Studies have shown that perinatal exposure of rats and mice to common flame retardants found in household items permanently reprograms liver metabolism, often leading later in life to insulin resistance and non-alcoholic fatty liver disease.
Now, research led by University of Massachusetts Amherst School of Public Health and Health Sciences associate professor of environmental health sciences, Dr. Alexander Suvorov, with co-authors in Moscow, Russia, has identified the likely mechanism responsible for the pollutant’s effect: an altered liver epigenome.
“Changes in the liver epigenome can explain those functional changes in the liver,” Dr. Suvorov explains. “We looked at two different epigenetic mechanisms and there were changes in both.”

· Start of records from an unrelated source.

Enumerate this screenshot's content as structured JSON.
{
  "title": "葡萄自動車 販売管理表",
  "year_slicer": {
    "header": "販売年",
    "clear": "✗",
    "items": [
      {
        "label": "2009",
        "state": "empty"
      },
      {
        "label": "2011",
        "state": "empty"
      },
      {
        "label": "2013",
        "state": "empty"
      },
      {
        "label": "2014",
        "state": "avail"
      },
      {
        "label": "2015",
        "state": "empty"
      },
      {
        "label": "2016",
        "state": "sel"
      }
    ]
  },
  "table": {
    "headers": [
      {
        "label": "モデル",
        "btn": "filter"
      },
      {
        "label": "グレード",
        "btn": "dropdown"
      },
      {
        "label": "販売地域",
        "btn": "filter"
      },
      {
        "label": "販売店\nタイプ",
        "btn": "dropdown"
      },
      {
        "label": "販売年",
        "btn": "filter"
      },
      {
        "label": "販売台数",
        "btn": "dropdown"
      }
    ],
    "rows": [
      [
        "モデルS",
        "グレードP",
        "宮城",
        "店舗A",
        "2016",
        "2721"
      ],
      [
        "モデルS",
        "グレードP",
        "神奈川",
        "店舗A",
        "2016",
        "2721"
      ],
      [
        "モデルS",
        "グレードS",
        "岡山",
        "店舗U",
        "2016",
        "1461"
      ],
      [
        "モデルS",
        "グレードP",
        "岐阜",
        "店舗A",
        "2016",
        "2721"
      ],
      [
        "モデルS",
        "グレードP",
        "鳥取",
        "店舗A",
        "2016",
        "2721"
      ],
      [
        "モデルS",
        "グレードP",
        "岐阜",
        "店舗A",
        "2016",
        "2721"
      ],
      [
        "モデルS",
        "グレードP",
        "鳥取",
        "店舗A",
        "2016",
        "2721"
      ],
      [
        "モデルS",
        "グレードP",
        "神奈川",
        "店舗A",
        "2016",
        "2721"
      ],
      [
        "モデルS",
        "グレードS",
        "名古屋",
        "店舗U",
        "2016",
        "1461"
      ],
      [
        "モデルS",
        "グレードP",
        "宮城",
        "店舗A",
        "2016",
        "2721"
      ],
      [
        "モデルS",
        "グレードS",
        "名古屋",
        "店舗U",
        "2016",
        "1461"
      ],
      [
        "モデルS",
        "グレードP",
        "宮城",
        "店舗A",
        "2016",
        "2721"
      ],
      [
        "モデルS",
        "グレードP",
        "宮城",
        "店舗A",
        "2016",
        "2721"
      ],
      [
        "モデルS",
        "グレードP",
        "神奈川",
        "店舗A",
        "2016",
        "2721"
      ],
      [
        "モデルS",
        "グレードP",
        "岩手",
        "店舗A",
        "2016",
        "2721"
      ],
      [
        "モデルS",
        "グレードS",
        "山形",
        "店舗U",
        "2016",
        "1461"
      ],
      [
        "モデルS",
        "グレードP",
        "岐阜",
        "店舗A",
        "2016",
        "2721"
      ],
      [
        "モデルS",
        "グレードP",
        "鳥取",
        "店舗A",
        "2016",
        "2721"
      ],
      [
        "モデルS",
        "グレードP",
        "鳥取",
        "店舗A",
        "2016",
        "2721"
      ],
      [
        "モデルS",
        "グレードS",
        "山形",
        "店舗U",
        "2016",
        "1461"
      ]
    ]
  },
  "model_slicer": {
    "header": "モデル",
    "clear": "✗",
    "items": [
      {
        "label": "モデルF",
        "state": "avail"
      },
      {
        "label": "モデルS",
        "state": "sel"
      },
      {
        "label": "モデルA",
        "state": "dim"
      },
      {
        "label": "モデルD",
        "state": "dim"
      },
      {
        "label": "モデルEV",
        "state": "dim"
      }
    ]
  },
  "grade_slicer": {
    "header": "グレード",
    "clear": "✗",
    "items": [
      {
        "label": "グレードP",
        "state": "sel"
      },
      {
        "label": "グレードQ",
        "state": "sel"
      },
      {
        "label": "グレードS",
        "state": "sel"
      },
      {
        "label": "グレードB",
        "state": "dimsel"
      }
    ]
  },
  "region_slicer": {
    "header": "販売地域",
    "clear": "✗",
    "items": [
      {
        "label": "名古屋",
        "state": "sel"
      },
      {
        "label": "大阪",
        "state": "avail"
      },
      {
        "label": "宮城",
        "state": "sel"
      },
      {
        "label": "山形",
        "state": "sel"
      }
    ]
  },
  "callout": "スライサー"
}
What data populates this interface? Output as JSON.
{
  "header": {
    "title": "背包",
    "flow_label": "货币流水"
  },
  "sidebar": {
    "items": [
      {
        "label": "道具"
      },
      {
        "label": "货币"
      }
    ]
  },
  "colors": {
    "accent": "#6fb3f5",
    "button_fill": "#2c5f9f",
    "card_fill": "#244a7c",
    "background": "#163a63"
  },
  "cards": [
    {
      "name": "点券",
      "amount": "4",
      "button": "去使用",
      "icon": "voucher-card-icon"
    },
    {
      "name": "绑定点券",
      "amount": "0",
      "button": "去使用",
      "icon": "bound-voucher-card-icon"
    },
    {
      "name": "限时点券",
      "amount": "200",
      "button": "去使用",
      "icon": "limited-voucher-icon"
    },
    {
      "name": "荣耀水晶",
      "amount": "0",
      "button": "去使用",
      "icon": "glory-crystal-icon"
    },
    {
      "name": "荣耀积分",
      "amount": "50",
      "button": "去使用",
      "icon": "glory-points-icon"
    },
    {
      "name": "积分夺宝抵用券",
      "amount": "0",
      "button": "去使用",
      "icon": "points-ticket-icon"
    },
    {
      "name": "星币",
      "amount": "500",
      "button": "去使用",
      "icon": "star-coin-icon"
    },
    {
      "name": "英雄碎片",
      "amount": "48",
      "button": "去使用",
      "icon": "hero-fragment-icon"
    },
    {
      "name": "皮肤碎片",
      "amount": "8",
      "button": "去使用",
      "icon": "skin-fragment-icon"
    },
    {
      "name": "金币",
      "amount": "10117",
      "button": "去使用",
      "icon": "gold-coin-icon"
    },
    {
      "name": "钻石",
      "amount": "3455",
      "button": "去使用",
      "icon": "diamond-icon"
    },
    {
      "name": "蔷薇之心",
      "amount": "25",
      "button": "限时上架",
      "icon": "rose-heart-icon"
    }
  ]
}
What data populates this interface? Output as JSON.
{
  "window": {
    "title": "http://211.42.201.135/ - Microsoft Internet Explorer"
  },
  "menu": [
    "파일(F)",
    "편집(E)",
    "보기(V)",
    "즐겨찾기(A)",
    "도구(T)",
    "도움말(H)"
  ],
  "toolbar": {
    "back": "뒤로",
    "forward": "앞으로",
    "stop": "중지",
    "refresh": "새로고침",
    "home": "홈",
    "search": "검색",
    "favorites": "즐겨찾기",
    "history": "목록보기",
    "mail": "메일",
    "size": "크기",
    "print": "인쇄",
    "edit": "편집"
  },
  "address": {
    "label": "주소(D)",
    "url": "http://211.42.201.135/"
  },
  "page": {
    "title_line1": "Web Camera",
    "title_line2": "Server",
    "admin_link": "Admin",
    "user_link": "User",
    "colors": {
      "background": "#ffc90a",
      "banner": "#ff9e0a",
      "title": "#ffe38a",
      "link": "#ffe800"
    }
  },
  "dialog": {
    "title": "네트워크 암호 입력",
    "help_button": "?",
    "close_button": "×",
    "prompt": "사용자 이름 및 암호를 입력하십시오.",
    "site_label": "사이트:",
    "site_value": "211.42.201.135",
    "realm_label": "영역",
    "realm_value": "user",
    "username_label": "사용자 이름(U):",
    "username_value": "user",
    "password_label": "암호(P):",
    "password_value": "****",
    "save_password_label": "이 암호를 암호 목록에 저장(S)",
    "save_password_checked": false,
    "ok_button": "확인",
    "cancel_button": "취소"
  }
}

Published in Epigenomics, the study showed that environmentally relevant exposure to polybrominated diphenyl ether (PBDE) through the umbilical cord and breast milk permanently changed liver metabolism in rats. The mother rats were fed enough PBDEs to cause concentrations in their fat similar to those found in humans living in big cities in the U.S.
“The pups never got exposed directly, yet it altered the way their liver works forever,” says Dr. Suvorov. “Normally when you remove the stressor, the organ will recover. But in this case, it’s not recovering. Epigenetic changes can persist in a row of cellular divisions and can even propagate through generations.”
In the U.S., concentrations of PBDEs in human tissues is still increasing, even though the industry stopped using the flame retardants in 2013. “These chemicals are extremely stable, and they bioaccumulate and bioconcentrate,” Dr. Suvorov says. “Likely we will be exposed for another 50 years or so. Even more important, we have never deeply analyzed the long-term effects of exposure.”Tags: Friday Letter Submission, Publish on December 20